Physics of the didgeridoo (didjeridu or
This page is an appendix to a scientific
paper on the vocal tract and the sound of the yidaki (also
known as didjeridu or didgeridoo). It presents sound files,
spectra and impedance measurements from experiments in which
the acoustical impedance spectrum of the player's vocal tract
was measured, during performance, just inside the lips.
For an introduction to
the acoustics of the yidaki, see Acoustics
of the Yidaki/ Dijeridu.
Here we explain the production of strong formants in the
sound of the instrument. This sound file consists of a sample
of the "high tongue" sound, followed by a sample the "low
tongue" sound. This pair of samples is repeated three times.
Spectra of the two sounds are shown below.
. . . Download sound file in .wav format (700 k)
| To produce the "high tongue" or high
drone sound, the tongue is held close to the hard palate
to make a narrow constriction. Consequently, the acoustic
impedance has high values at the resonances, as shown
in the figure at left below. The frequencies at which
the impedance is high correspond to resonances that have
pressure antinodes and velocity nodes near the lips. Consequently,
there is very little acoustic flow into the instrument
at these frequencies, and so a minimum in the spectral
envelope (figure at left). Between these minima, the flow
is not impeded so much, and so there are formants, or
peaks in the spectral envelope, at frequencies at which
the impedance is low.
| To produce the "low tongue" sound,
the tongue lies low in the mouth (figure at right). Even
at the resonant frequencies, the acoustic impedance is
lower, because of the larger aperture. Consequently, the
acoustical flow at these frequencies is not inhibited
substantially and there are no strong formants. Note the
absence of the strong formant in both the spectrum and
the sound files. Note that, in the sound files, the pitch
as well as the timbre is changed by the tongue position.
We have reported on this effect in the trombone in another
The curves are typical. In the high tongue configuration (left),
maxima in of the spectrum of the output sound correlated well
with minima in the impedance spectrum (a correlation coefficient
0.98 for 46 measurements on three players).
Sound spectrum and vocal tract impedance
for "high tongue" configuration
Sound spectrum and vocal tract impedance
for "low tongue" configuration
In the sound file, although the sound is clearly that of
a yidaki with a pitch below that of the normal human voice.
Nevertheless, it sounds a little like someone alternating
between the sound "ee" (the vowel in the English word "heed")
and an indistinct vowel something like "aw" (the vowel in
"hoard" or "hot"). In a previous study, we measured the resonances
of the vocal tracts during speech. Vocal tracts pronouncing
"heed" have a strong resonance at about 1.8 kHz, while tracts
pronouncing "hoard" or "hot" have no resonances between 1
and 2 kHz.
Another important tract configuration is that used for 'circular
breathing', during which the soft palate seals the mouth from

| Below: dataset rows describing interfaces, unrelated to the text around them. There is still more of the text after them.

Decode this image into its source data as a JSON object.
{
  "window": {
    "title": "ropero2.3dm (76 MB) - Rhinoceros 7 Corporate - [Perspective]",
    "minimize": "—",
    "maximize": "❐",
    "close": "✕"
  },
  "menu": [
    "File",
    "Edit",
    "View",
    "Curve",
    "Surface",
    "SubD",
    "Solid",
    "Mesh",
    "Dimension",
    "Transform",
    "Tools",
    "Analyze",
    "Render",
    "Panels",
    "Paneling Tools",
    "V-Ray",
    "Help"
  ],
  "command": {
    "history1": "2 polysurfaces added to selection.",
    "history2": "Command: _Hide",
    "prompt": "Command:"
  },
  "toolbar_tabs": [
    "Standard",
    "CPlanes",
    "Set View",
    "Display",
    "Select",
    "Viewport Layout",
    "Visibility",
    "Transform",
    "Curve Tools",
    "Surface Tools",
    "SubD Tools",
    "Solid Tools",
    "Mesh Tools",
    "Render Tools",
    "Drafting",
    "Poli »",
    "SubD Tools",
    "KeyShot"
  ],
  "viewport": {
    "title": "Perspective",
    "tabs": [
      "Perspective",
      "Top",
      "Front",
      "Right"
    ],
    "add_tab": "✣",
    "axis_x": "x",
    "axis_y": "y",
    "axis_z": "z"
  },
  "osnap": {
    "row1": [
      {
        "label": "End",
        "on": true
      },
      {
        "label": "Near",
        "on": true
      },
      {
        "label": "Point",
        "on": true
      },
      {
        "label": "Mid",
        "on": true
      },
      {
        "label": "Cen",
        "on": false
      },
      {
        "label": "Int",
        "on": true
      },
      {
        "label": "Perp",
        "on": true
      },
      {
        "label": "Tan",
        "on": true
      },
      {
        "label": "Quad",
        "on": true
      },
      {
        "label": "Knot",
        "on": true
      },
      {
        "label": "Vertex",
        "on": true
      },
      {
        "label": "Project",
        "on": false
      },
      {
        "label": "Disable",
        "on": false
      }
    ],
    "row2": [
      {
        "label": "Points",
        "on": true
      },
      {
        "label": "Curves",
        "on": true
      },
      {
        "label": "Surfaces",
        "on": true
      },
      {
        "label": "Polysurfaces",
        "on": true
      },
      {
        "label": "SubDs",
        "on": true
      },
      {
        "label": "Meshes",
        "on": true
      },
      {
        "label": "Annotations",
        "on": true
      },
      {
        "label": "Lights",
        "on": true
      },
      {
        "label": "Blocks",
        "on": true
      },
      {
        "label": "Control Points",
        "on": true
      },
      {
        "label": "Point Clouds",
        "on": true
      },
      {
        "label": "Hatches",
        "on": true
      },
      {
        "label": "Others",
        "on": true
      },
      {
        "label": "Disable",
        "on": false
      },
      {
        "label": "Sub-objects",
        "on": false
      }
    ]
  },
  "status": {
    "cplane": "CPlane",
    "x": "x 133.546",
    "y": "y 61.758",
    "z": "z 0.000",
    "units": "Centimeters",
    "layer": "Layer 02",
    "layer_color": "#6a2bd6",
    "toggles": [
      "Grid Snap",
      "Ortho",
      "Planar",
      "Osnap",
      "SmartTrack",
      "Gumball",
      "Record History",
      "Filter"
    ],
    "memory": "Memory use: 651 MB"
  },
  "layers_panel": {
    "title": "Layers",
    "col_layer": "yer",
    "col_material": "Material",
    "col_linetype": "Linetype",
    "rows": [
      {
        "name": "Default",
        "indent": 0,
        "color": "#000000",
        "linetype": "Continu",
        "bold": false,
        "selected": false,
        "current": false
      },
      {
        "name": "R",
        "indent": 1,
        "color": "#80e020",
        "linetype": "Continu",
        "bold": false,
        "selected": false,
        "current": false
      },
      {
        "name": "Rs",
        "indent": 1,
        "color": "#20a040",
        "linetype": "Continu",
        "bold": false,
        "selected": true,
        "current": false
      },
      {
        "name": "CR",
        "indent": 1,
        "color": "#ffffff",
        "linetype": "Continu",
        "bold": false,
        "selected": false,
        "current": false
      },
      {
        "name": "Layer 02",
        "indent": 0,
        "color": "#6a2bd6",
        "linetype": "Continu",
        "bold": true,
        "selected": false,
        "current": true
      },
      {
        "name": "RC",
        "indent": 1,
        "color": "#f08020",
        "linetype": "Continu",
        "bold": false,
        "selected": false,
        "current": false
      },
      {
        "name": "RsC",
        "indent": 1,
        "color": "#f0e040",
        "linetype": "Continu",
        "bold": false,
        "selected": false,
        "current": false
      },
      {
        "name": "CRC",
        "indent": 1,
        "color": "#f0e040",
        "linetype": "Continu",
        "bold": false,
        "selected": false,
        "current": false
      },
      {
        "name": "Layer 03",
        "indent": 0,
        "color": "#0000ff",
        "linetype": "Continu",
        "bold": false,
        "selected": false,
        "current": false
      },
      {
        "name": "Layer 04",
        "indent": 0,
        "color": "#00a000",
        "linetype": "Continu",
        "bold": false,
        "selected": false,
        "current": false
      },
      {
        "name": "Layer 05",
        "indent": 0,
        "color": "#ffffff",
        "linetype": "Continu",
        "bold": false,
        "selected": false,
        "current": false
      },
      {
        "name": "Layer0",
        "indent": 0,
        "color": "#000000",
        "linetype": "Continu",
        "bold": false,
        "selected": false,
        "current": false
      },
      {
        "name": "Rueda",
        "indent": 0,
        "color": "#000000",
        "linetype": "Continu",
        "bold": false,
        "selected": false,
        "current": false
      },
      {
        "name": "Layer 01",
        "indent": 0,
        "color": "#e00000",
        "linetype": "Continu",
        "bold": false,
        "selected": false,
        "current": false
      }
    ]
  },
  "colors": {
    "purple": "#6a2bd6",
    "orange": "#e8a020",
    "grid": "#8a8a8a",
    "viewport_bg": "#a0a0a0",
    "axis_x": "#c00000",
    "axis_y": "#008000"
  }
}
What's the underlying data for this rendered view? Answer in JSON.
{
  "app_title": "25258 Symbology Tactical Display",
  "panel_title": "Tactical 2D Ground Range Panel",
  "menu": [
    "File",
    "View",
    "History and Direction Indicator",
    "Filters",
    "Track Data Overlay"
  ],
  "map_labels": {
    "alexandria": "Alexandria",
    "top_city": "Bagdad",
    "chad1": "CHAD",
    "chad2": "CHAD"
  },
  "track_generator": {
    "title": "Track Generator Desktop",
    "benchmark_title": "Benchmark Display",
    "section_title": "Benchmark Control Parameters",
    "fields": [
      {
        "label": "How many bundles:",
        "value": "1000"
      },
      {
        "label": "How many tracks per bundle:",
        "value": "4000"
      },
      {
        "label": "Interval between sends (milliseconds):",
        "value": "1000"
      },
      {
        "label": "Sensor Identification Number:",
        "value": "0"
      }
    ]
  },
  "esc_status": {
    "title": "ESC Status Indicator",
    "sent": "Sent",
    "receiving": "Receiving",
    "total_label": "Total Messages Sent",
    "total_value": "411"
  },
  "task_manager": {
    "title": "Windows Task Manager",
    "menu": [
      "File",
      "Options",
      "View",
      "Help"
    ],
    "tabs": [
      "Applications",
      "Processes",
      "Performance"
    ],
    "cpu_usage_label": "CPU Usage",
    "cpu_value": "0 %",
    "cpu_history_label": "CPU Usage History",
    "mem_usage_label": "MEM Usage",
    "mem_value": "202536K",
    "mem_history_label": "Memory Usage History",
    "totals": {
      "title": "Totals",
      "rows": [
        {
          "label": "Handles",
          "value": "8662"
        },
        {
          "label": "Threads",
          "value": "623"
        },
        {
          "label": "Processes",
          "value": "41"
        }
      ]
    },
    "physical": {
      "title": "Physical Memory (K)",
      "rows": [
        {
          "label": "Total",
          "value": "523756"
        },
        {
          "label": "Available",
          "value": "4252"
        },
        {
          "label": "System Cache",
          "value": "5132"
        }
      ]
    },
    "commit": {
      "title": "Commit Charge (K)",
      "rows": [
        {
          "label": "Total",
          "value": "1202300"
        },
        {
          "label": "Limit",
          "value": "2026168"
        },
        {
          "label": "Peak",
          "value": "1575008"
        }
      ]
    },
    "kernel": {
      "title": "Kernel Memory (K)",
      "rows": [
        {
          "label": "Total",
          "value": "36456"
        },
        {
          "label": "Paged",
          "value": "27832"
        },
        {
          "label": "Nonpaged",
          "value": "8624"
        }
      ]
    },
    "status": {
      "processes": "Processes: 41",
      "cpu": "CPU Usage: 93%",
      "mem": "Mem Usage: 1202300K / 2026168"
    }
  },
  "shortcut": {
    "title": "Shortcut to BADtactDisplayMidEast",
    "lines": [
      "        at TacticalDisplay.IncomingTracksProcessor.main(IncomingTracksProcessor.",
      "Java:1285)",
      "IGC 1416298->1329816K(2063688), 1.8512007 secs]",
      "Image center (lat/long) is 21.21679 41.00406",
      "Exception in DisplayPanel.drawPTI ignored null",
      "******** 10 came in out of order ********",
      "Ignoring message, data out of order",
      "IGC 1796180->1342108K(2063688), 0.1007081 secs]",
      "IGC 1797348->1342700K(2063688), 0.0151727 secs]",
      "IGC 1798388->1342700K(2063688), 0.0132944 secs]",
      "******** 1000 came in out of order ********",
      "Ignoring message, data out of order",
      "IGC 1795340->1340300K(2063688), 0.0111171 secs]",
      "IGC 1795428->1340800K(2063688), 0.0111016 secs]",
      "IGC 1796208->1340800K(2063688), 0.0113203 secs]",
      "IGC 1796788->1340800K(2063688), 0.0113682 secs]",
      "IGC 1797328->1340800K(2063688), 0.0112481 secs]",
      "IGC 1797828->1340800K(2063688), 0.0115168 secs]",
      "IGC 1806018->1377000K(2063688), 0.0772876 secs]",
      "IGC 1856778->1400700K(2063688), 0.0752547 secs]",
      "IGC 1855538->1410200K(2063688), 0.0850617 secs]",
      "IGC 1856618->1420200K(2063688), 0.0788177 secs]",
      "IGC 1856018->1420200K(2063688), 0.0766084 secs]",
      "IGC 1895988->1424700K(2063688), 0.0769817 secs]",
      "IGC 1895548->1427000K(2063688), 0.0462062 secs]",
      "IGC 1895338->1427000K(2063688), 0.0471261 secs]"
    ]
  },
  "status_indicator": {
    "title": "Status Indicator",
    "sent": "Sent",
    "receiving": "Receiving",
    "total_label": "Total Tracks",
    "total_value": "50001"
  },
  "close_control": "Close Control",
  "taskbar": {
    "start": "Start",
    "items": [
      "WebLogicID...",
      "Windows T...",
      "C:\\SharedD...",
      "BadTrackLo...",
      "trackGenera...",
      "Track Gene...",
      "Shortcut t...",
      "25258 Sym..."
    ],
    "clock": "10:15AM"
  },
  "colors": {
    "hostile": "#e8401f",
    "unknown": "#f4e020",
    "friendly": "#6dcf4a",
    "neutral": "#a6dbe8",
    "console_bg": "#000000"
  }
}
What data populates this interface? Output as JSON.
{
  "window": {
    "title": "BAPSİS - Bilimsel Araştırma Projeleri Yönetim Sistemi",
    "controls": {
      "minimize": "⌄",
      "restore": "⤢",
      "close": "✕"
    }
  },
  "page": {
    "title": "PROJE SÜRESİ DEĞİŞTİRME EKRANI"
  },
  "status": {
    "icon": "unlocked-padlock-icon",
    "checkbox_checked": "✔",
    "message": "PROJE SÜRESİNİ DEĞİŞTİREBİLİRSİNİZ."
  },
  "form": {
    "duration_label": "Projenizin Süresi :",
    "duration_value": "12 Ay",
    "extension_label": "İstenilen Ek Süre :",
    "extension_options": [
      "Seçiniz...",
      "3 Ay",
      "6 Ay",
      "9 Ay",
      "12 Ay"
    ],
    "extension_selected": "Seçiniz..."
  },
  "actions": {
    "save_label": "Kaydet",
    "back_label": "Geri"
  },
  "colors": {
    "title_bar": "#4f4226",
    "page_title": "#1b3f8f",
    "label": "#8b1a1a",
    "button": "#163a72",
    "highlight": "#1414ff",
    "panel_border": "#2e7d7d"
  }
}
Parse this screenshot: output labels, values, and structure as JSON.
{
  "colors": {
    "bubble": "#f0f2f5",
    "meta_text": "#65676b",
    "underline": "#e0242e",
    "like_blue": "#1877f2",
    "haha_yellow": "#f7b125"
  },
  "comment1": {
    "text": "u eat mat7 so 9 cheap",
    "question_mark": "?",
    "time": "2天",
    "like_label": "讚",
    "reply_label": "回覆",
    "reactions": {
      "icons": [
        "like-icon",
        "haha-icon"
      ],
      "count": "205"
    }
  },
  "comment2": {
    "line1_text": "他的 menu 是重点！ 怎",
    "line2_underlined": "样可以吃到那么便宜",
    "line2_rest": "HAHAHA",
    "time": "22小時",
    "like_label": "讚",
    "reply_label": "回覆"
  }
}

the nasal cavity, allowing the player to inhale from nose
to lungs while expelling air stored in the inflated cheeks
into the instrument. This is studied as part of a much larger
study on the yidaki.
In our paper
on the yidaki, we briefly discuss the importance of the glottis
(the aperture left open between the vocal folds) in the production
of strong resonances in the vocal tract in the kHz region.
When the vocal folds are nearly closed, as they are for speech,
the reflection coefficient for sound waves travelling down
the vocal tract is high for all but very low frequencies.
When the vocal folds are relaxed and open, the reflection
coefficient for frequencies near 1 kHz is much lower: sound
waves in the upper airway are more readily transmitted to
the lower airway and to the highly lossy lungs. Consequently,
the resonances of the vocal tract are weaker.
It is both practically and ethically problematic to measure,
with a nasendoscope, the opening of the glottis of a human
yidaki player during performance. For this and other reasons,
we have made studies using an artificial system for playing
the yidaki, in which the "glottis" opening in the artificial
vocal tract can be accurately controlled. Measurements on
such systems show weaker resonances and weaker formants when
the glottis is open. This is in agreement with simple mathematical
models. Both the artificial playing system and the physical
models are the subjects of extended papers to be presented
The yidaki project combines several different elements. On the
experimental side, the major advance has been the development
of a system that can measure the acoustical impedance of the
vocal tract during performance on the yidaki. In this situation,
the sound level in the mouth can be 100 dBA, which seriously
complicates the making of mesaurements. Other aspects of the
project involve theoretical modelling of the instrument, the
lips, the vocal tract and the lower airway and their interaction.
Much of this work is applicable to other musical instrument-player
interactions, and indeed to other aspects of acoustics.
Several people have worked or are working on various aspects
of the yidaki project:
Tarnopolsky , Neville
Fletcher [1,2], Benjamin
Lange , Lloyd
Hollenberg , John
Smith  and Joe
 The University of
New South Wales,  The
Australian National University and  The
University of Melbourne.
We gratefully acknowledge the support of the Australian